**TASK BRIEF:**
Write out only the lines from the line that holds "Give me the" to the end of the listing below, inclusive, with the pictures omitted.
Start of DATA TO EXAMINE
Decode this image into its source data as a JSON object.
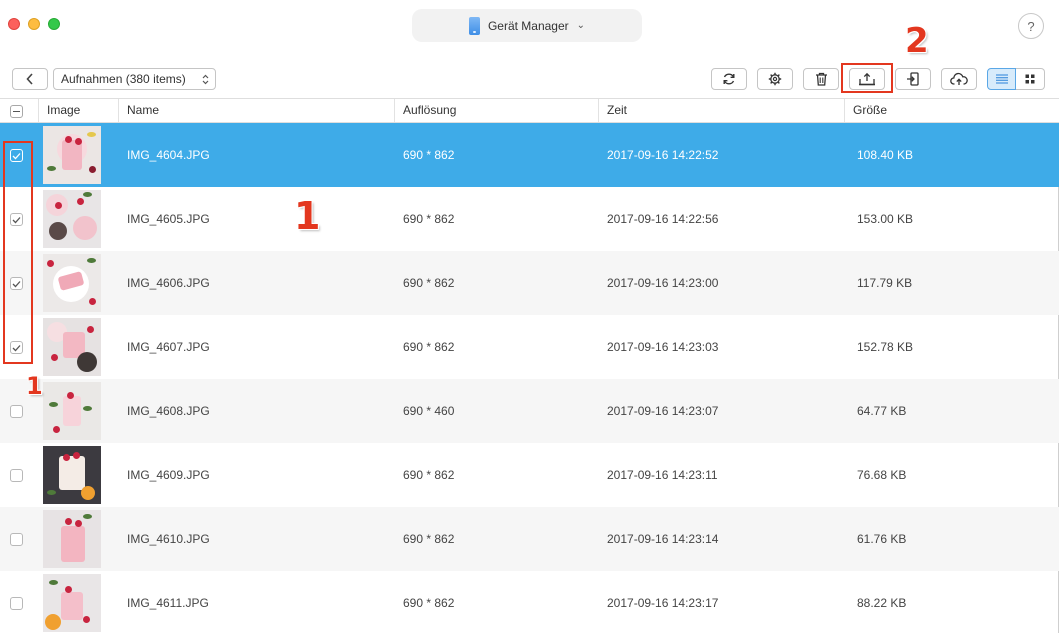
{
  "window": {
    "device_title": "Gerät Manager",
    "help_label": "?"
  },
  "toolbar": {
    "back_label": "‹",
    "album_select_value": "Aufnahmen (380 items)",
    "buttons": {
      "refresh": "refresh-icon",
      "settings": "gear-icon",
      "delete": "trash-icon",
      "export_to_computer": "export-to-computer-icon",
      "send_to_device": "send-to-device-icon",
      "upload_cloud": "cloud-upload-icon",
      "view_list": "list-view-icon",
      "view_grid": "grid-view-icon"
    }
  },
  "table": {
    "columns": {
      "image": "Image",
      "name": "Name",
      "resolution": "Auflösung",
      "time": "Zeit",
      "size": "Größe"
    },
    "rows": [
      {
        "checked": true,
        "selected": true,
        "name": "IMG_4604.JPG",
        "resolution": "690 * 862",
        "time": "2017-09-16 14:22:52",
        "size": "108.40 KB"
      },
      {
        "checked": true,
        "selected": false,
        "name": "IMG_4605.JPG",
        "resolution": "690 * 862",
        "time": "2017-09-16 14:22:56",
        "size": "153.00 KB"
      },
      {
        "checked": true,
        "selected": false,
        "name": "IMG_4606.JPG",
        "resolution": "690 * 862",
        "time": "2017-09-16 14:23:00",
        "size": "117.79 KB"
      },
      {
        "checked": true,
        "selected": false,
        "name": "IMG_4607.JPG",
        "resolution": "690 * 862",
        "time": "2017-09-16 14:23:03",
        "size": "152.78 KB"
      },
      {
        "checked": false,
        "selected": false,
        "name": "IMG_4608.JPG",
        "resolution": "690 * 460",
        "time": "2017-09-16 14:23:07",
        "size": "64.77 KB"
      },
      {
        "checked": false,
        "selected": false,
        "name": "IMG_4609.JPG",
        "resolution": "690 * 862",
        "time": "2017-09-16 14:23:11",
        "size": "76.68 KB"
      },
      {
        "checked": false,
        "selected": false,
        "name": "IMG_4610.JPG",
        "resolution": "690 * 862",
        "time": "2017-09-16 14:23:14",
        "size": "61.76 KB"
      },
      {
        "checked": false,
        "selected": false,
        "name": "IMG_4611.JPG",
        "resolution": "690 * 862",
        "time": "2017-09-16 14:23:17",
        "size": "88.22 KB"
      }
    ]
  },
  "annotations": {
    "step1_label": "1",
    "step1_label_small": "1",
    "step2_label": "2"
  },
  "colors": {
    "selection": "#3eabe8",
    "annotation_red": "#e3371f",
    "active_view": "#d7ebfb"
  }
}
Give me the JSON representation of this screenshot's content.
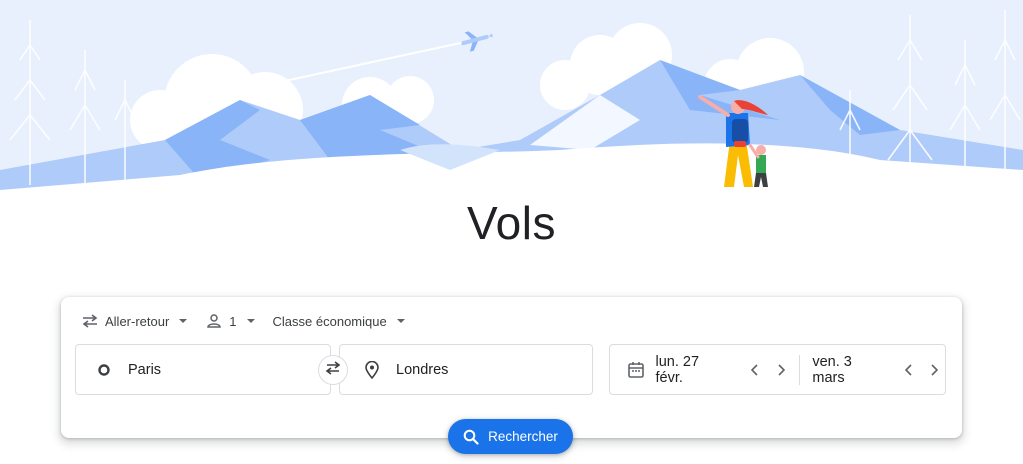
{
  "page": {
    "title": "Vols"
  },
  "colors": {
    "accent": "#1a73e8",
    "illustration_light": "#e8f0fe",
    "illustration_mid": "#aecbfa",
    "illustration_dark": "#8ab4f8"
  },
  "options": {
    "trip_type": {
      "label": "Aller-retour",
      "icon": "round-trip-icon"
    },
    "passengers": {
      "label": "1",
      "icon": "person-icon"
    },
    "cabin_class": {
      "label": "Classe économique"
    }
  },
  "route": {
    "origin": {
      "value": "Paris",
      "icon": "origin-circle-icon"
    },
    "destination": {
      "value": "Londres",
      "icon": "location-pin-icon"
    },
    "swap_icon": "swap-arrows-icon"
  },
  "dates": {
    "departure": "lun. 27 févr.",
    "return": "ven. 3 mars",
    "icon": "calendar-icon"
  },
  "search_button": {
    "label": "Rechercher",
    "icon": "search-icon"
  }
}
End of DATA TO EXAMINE
**THE ANSWER:**
Give me the JSON representation of this screenshot's content.
{
  "page": {
    "title": "Vols"
  },
  "colors": {
    "accent": "#1a73e8",
    "illustration_light": "#e8f0fe",
    "illustration_mid": "#aecbfa",
    "illustration_dark": "#8ab4f8"
  },
  "options": {
    "trip_type": {
      "label": "Aller-retour",
      "icon": "round-trip-icon"
    },
    "passengers": {
      "label": "1",
      "icon": "person-icon"
    },
    "cabin_class": {
      "label": "Classe économique"
    }
  },
  "route": {
    "origin": {
      "value": "Paris",
      "icon": "origin-circle-icon"
    },
    "destination": {
      "value": "Londres",
      "icon": "location-pin-icon"
    },
    "swap_icon": "swap-arrows-icon"
  },
  "dates": {
    "departure": "lun. 27 févr.",
    "return": "ven. 3 mars",
    "icon": "calendar-icon"
  },
  "search_button": {
    "label": "Rechercher",
    "icon": "search-icon"
  }
}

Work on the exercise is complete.